Since this condition can lead to a range of symptoms that are difficult to manage, it’s important to be aware of the treatment options that you have.
Within a person’s stomach is a substantial amount of acid that’s used to break down and absorb any foods that are consumed. It’s possible for this acid to travel upwards and eventually reach the throat, which can cause severe discomfort and pain until the condition abates. This issue is referred to as laryngopharyngeal reflux, which is a more advanced form of GERD.
What Does Laryngopharyngeal Reflux Refer To?
Laryngopharyngeal reflux is a type of condition that’s brought about when some of the acid within your stomach travels up to your esophagus and gets into your throat. While this type of acid reflux isn’t severe in nature, its symptoms can be difficult to handle unless you take appropriate steps to manage the symptoms that you’re experiencing. While standard gastrointestinal reflux problems cause the burning sensation within the lower chest, this type of reflux does not include such notable symptoms, which makes it somewhat more difficult to diagnose than most forms of reflux.
How Does This Condition Occur?
LPR can develop in anyone for a wide array of reasons. However, the condition is more likely to occur as a person ages. Some of the risk factors associated with this type of reflux include poor dietary habits, being overweight, having high stress levels, and wearing clothing that’s tight or binding on a regular basis. The actual causes of this condition are unknown in adults. For infants who suffer from this form of reflux, it occurs because the sphincters at the end of the esophagus have yet to fully develop, which means that there’s a greater likelihood that stomach contents won’t remain where they belong.

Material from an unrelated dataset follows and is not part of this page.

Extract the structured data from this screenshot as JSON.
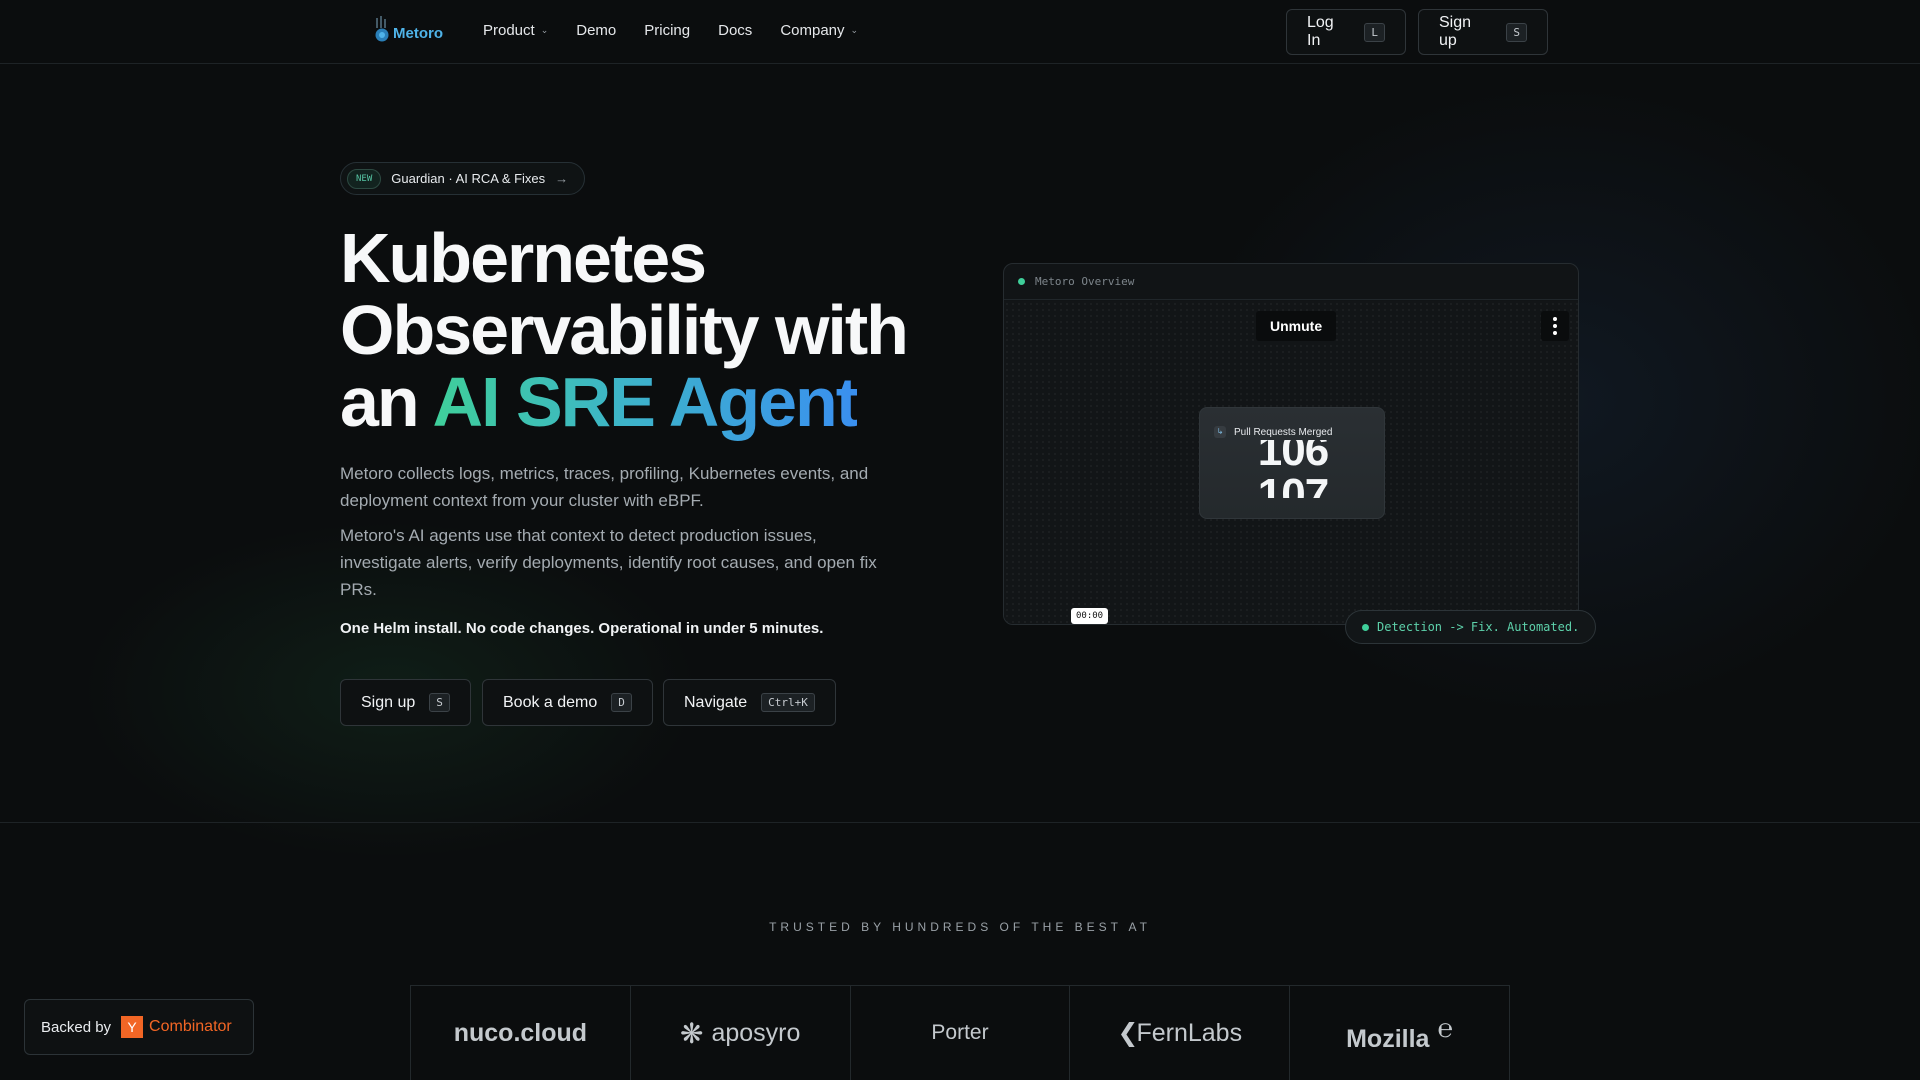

Main Symptoms That Can Develop
Nearly all of the symptoms associated with this condition will be felt in the throat, which can make it difficult to talk and swallow until you’ve recovered. Issues like hoarseness and a sore throat are common. The same is true of such symptoms as a chronic cough, difficulties with swallowing, the sensation of having mucus stuck to the back of the throat. A chronic cough is one that lasts for more than three months. Your larynx might also become swollen, red, or irritated if you suffer from this condition.
Primary Treatments That Can Be Sought
Most cases of laryngopharyngeal reflux do not require any notable treatments like surgery or even medications. It’s likely that some lifestyle changes will be enough to get rid of the symptoms that you’re going through. These changes can include everything from following a diet that’s low in acid to avoiding clearing your throat. You should also avoid eating food within two hours of going to bed. Consider losing weight or eating smaller meals to get rid of the symptoms of this condition. If LPR is left untreated, complications like swelling and ulcers may affect the vocal folds.